Element data from apps and pages:
*** Begin section ***
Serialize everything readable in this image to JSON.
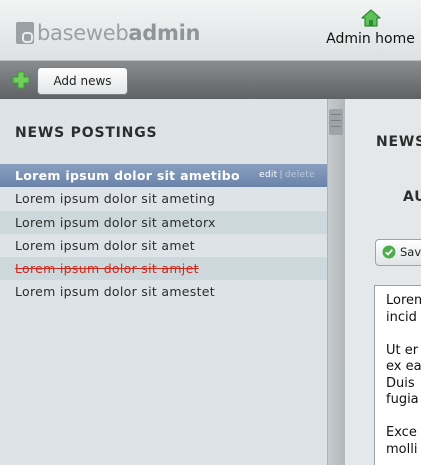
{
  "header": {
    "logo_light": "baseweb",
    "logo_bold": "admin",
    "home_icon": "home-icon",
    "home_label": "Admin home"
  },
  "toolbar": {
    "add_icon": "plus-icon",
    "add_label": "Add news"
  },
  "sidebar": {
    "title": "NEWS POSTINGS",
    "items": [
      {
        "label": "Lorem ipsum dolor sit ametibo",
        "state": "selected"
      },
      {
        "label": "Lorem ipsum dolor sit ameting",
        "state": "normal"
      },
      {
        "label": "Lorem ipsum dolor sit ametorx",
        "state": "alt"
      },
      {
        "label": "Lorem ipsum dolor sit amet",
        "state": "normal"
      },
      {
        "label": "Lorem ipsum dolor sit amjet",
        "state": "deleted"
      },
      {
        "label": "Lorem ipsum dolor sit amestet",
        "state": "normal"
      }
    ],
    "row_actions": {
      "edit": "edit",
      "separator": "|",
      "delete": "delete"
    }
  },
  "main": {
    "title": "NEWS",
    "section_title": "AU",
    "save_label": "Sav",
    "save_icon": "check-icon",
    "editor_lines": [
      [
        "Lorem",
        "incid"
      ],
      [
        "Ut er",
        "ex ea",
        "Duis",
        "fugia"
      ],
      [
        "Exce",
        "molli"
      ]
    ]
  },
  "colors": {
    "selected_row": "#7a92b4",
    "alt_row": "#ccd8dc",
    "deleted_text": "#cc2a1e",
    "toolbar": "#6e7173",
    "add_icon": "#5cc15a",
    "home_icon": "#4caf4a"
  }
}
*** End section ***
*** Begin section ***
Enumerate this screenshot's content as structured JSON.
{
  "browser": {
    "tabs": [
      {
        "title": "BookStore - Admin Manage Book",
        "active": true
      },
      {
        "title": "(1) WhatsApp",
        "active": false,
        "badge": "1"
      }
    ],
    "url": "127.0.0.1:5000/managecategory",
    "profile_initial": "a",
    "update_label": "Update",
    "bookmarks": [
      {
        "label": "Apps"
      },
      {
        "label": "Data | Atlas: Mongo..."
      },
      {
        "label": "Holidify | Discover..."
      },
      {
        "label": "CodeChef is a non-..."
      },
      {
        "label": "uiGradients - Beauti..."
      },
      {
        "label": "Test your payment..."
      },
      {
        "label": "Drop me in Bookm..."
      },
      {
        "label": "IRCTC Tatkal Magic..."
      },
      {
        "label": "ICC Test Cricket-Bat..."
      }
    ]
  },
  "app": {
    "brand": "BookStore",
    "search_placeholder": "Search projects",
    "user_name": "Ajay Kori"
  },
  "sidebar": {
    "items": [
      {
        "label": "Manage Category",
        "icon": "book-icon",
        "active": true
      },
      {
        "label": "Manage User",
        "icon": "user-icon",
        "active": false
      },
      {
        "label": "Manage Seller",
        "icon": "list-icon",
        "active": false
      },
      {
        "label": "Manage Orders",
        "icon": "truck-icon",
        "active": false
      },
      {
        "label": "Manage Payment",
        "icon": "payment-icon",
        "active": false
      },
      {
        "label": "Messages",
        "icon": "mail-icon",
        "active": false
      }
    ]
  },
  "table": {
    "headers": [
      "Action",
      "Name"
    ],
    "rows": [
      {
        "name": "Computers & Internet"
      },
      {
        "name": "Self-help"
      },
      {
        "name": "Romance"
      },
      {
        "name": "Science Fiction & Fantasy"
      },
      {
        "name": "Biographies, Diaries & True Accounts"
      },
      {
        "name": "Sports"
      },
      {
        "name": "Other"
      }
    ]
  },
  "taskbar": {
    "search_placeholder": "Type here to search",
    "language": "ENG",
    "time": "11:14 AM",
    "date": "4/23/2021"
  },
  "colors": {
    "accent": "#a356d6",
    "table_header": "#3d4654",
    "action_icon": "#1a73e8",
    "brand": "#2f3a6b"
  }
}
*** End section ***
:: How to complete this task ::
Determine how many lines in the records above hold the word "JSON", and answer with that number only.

:: Response area ::
2